Kasper Schmeichel has seen someone he cares about in football die in front of him once before. UEFA’s decision to continue the game on Saturday when Christian Eriksen wasn’t completely out of danger has raised some serious questions. 

***

UEFA gave the players three options. To continue the game that night… to play at noon the next day… or to forfeit the game 3-0. Only once they knew Christian Eriksen was awake in hospital, the players agreed to continue.

But 20 minutes after the restart, Denmark’s captain Simon Kjaer had to come off the pitch after being too overwhelmed to carry on. Denmark’s coach admitted his players were “emotionally done” and exhausted after watching their teammate collapse.

And so Kasper Schmeichel has now spoken out against UEFA, criticising the body for putting players in a position they should not have been put in. 
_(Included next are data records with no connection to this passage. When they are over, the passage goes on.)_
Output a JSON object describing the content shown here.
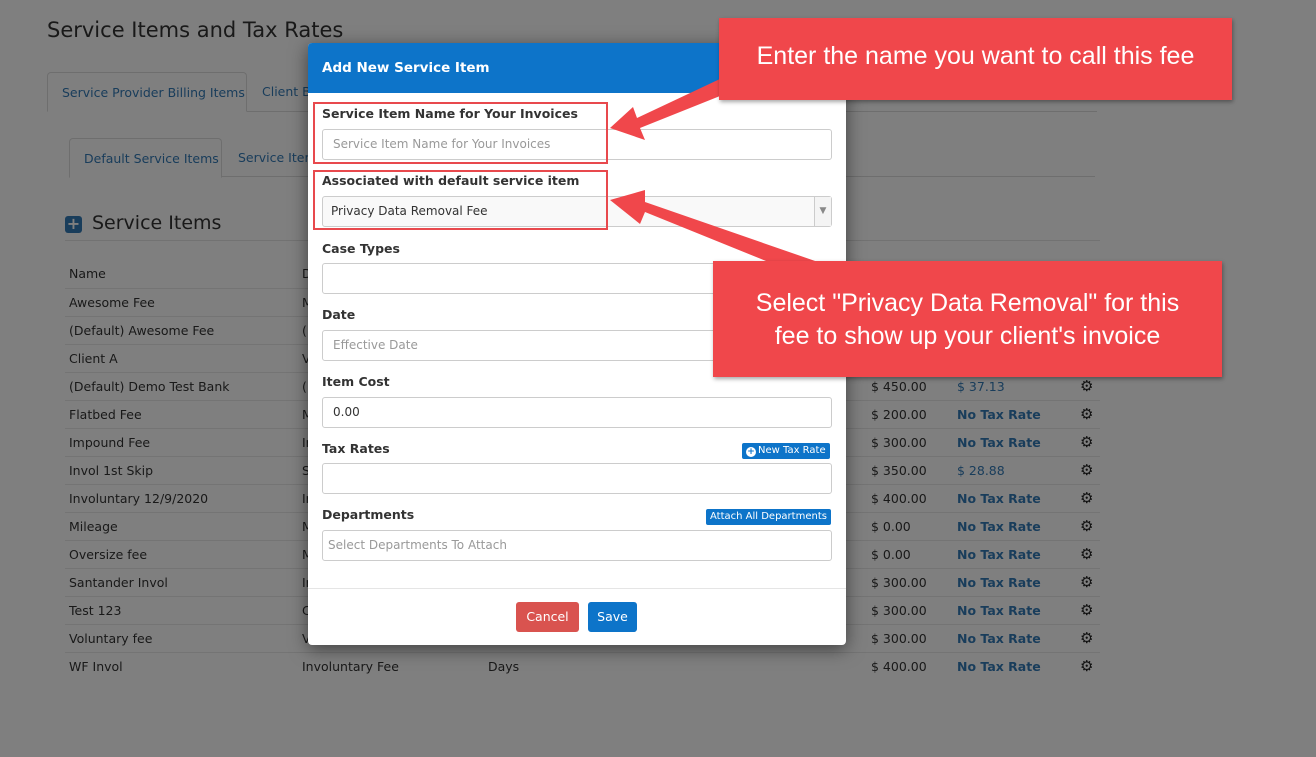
{
  "page": {
    "title": "Service Items and Tax Rates",
    "tabs": [
      "Service Provider Billing Items",
      "Client Bi"
    ],
    "subtabs": [
      "Default Service Items",
      "Service Item"
    ],
    "section_title": "Service Items"
  },
  "table": {
    "headers": {
      "name": "Name",
      "def": "D"
    },
    "rows": [
      {
        "name": "Awesome Fee",
        "def": "M",
        "unit": "",
        "cost": "",
        "tax": "",
        "tax_style": "none"
      },
      {
        "name": "(Default) Awesome Fee",
        "def": "(E",
        "unit": "",
        "cost": "",
        "tax": "",
        "tax_style": "none"
      },
      {
        "name": "Client A",
        "def": "V",
        "unit": "",
        "cost": "",
        "tax": "",
        "tax_style": "none"
      },
      {
        "name": "(Default) Demo Test Bank",
        "def": "(E",
        "unit": "",
        "cost": "$ 450.00",
        "tax": "$ 37.13",
        "tax_style": "val"
      },
      {
        "name": "Flatbed Fee",
        "def": "M",
        "unit": "",
        "cost": "$ 200.00",
        "tax": "No Tax Rate",
        "tax_style": "none"
      },
      {
        "name": "Impound Fee",
        "def": "Ir",
        "unit": "",
        "cost": "$ 300.00",
        "tax": "No Tax Rate",
        "tax_style": "none"
      },
      {
        "name": "Invol 1st Skip",
        "def": "S",
        "unit": "",
        "cost": "$ 350.00",
        "tax": "$ 28.88",
        "tax_style": "val"
      },
      {
        "name": "Involuntary 12/9/2020",
        "def": "Ir",
        "unit": "",
        "cost": "$ 400.00",
        "tax": "No Tax Rate",
        "tax_style": "none"
      },
      {
        "name": "Mileage",
        "def": "M",
        "unit": "",
        "cost": "$ 0.00",
        "tax": "No Tax Rate",
        "tax_style": "none"
      },
      {
        "name": "Oversize fee",
        "def": "M",
        "unit": "",
        "cost": "$ 0.00",
        "tax": "No Tax Rate",
        "tax_style": "none"
      },
      {
        "name": "Santander Invol",
        "def": "Ir",
        "unit": "",
        "cost": "$ 300.00",
        "tax": "No Tax Rate",
        "tax_style": "none"
      },
      {
        "name": "Test 123",
        "def": "C",
        "unit": "",
        "cost": "$ 300.00",
        "tax": "No Tax Rate",
        "tax_style": "none"
      },
      {
        "name": "Voluntary fee",
        "def": "V",
        "unit": "",
        "cost": "$ 300.00",
        "tax": "No Tax Rate",
        "tax_style": "none"
      },
      {
        "name": "WF Invol",
        "def": "Involuntary Fee",
        "unit": "Days",
        "cost": "$ 400.00",
        "tax": "No Tax Rate",
        "tax_style": "none"
      }
    ]
  },
  "modal": {
    "title": "Add New Service Item",
    "name_label": "Service Item Name for Your Invoices",
    "name_placeholder": "Service Item Name for Your Invoices",
    "assoc_label": "Associated with default service item",
    "assoc_value": "Privacy Data Removal Fee",
    "case_types_label": "Case Types",
    "date_label": "Date",
    "date_placeholder": "Effective Date",
    "cost_label": "Item Cost",
    "cost_value": "0.00",
    "tax_label": "Tax Rates",
    "new_tax_button": "New Tax Rate",
    "dept_label": "Departments",
    "attach_button": "Attach All Departments",
    "dept_placeholder": "Select Departments To Attach",
    "cancel": "Cancel",
    "save": "Save"
  },
  "callouts": {
    "top": "Enter the name you want to call this fee",
    "middle_line1": "Select \"Privacy Data Removal\" for this",
    "middle_line2": "fee to show up your client's invoice"
  },
  "colors": {
    "primary": "#0d74c9",
    "danger": "#d9534f",
    "callout": "#f0474b"
  }
}
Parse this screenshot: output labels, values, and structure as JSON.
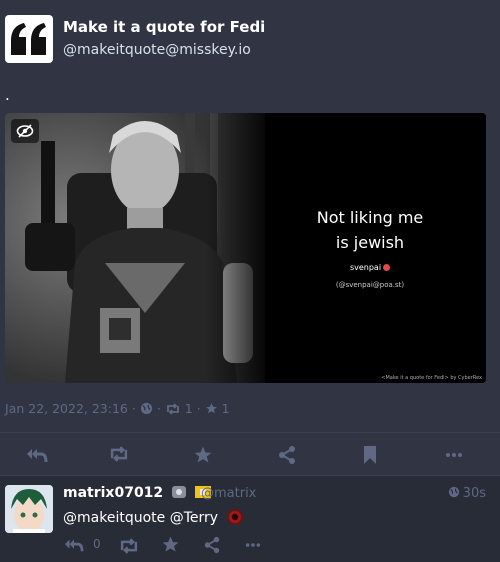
{
  "status": {
    "display_name": "Make it a quote for Fedi",
    "acct": "@makeitquote@misskey.io",
    "content": ".",
    "media": {
      "quote_text": "Not liking me\nis jewish",
      "quote_user": "svenpai",
      "quote_acct": "(@svenpai@poa.st)",
      "footer": "<Make it a quote for Fedi> by CyberRex"
    },
    "timestamp": "Jan 22, 2022, 23:16",
    "reblogs": "1",
    "favourites": "1"
  },
  "reply": {
    "display_name": "matrix07012",
    "acct": "@matrix",
    "time": "30s",
    "content": "@makeitquote @Terry",
    "reply_count": "0"
  },
  "colors": {
    "background": "#282c37",
    "card": "#313543",
    "muted": "#606984",
    "text": "#d9e1e8"
  }
}
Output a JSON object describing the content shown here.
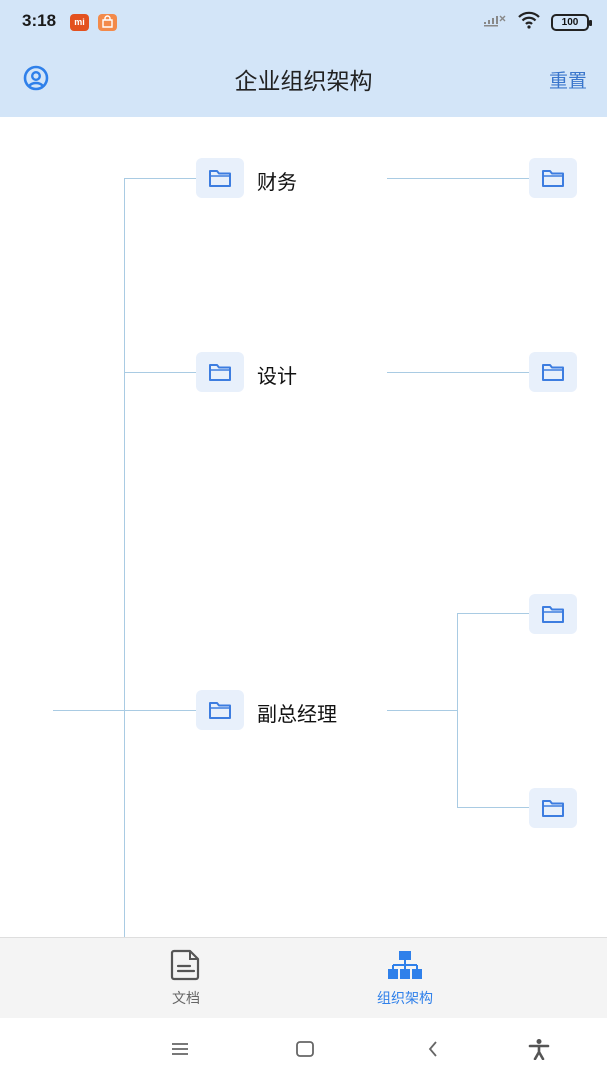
{
  "status_bar": {
    "time": "3:18",
    "battery": "100",
    "mi_badge": "mi",
    "icons": [
      "mi-app-icon",
      "shop-app-icon",
      "no-signal-icon",
      "wifi-icon",
      "battery-icon"
    ]
  },
  "toolbar": {
    "title": "企业组织架构",
    "reset_label": "重置",
    "left_icon": "user-circle-icon"
  },
  "tree": {
    "nodes": [
      {
        "label": "财务",
        "icon": "folder-icon"
      },
      {
        "label": "设计",
        "icon": "folder-icon"
      },
      {
        "label": "副总经理",
        "icon": "folder-icon"
      }
    ],
    "child_nodes": [
      {
        "parent": "财务",
        "icon": "folder-icon"
      },
      {
        "parent": "设计",
        "icon": "folder-icon"
      },
      {
        "parent": "副总经理",
        "icon": "folder-icon"
      },
      {
        "parent": "副总经理",
        "icon": "folder-icon"
      }
    ]
  },
  "bottom_nav": {
    "items": [
      {
        "label": "文档",
        "icon": "document-icon",
        "active": false
      },
      {
        "label": "组织架构",
        "icon": "org-chart-icon",
        "active": true
      }
    ]
  },
  "colors": {
    "header_bg": "#d3e5f8",
    "accent": "#2f80ea",
    "connector": "#a9cbe3",
    "node_bg": "#e8f0fb"
  },
  "system_nav": [
    "menu-icon",
    "home-icon",
    "back-icon",
    "accessibility-icon"
  ]
}
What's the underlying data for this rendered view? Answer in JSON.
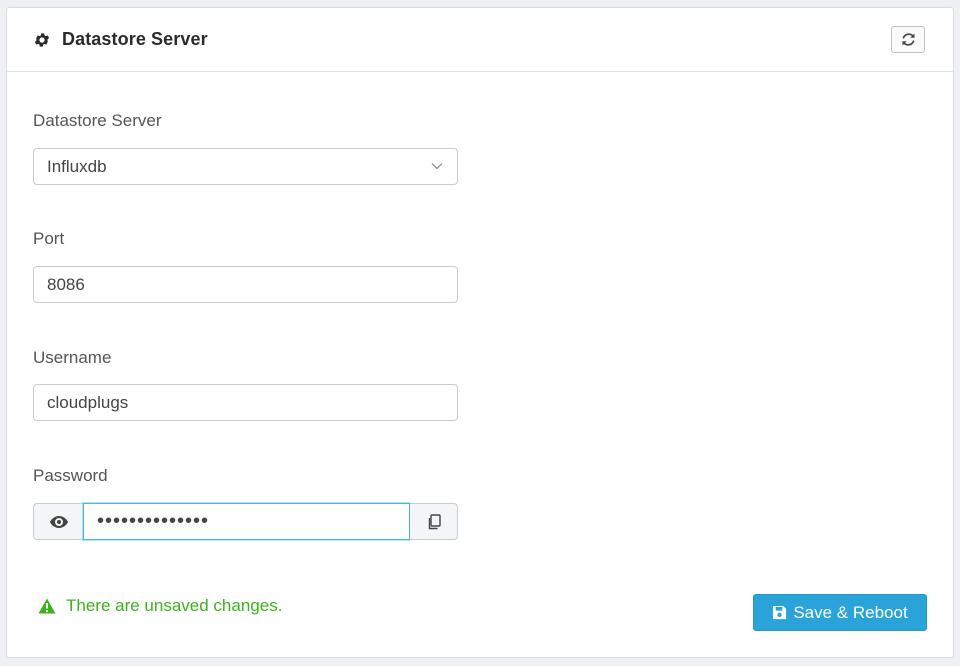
{
  "header": {
    "title": "Datastore Server",
    "icon": "gear-icon",
    "refresh_icon": "refresh-icon"
  },
  "form": {
    "datastore": {
      "label": "Datastore Server",
      "value": "Influxdb"
    },
    "port": {
      "label": "Port",
      "value": "8086"
    },
    "username": {
      "label": "Username",
      "value": "cloudplugs"
    },
    "password": {
      "label": "Password",
      "value": "••••••••••••••",
      "show_icon": "eye-icon",
      "copy_icon": "copy-icon"
    }
  },
  "footer": {
    "warning": "There are unsaved changes.",
    "warning_icon": "warning-triangle-icon",
    "save_label": "Save & Reboot",
    "save_icon": "floppy-disk-icon"
  },
  "colors": {
    "accent": "#29a3d8",
    "warning": "#3db21f",
    "focus": "#46b4e6"
  }
}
“The question is obviously I think a decision about the game should probably not have been made in the heat of the moment. I think it would probably have been a wise decision to maybe change their, change the rules or the regulations in extraordinary circumstances and maybe take a breath and then reconvene the day after and make a decision on how to go forward.”

Kasper Schmeichel

UEFA’s reasoning was that players need 48 hours of rest in between matches during the tournament… and TV scheduling had to be considered too. But as part of their duty of care, maybe the mental wellbeing of players should have been just as important as the physical?  

At this point, it was UEFA’s responsibility to show leadership – to make a decision about continuing the game, not passing that burden onto the players.    

What’s clear is that Denmark chose to go on because they felt they didn’t really have much choice. The worry is that the long-term mental effects on all the players on the pitch could be severe.  

Today’s story was written and produced by Imy Harper.

Book, listen, read